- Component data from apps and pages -
== == ==

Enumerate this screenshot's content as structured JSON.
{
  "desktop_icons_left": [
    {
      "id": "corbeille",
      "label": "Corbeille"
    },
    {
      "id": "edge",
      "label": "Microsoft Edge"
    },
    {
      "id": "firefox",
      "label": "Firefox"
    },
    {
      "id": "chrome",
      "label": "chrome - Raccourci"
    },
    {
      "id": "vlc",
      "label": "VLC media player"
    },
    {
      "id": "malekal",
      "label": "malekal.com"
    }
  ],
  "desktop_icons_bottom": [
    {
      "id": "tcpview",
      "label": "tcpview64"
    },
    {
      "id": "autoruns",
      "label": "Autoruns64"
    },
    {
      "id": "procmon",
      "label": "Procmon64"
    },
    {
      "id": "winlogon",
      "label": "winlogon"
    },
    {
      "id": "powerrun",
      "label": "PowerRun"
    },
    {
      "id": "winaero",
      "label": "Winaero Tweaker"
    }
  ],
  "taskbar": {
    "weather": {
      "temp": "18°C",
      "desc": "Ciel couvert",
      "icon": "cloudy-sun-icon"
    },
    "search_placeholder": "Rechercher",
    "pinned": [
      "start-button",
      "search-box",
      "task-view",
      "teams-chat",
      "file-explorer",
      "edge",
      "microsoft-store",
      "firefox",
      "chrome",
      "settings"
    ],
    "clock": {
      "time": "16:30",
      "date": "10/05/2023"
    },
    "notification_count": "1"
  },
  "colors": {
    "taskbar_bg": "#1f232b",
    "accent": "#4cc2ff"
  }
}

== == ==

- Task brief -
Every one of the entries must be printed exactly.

- Exercise result -
Enumerate this screenshot's content as structured JSON.
{
  "desktop_icons_left": [
    {
      "id": "corbeille",
      "label": "Corbeille"
    },
    {
      "id": "edge",
      "label": "Microsoft Edge"
    },
    {
      "id": "firefox",
      "label": "Firefox"
    },
    {
      "id": "chrome",
      "label": "chrome - Raccourci"
    },
    {
      "id": "vlc",
      "label": "VLC media player"
    },
    {
      "id": "malekal",
      "label": "malekal.com"
    }
  ],
  "desktop_icons_bottom": [
    {
      "id": "tcpview",
      "label": "tcpview64"
    },
    {
      "id": "autoruns",
      "label": "Autoruns64"
    },
    {
      "id": "procmon",
      "label": "Procmon64"
    },
    {
      "id": "winlogon",
      "label": "winlogon"
    },
    {
      "id": "powerrun",
      "label": "PowerRun"
    },
    {
      "id": "winaero",
      "label": "Winaero Tweaker"
    }
  ],
  "taskbar": {
    "weather": {
      "temp": "18°C",
      "desc": "Ciel couvert",
      "icon": "cloudy-sun-icon"
    },
    "search_placeholder": "Rechercher",
    "pinned": [
      "start-button",
      "search-box",
      "task-view",
      "teams-chat",
      "file-explorer",
      "edge",
      "microsoft-store",
      "firefox",
      "chrome",
      "settings"
    ],
    "clock": {
      "time": "16:30",
      "date": "10/05/2023"
    },
    "notification_count": "1"
  },
  "colors": {
    "taskbar_bg": "#1f232b",
    "accent": "#4cc2ff"
  }
}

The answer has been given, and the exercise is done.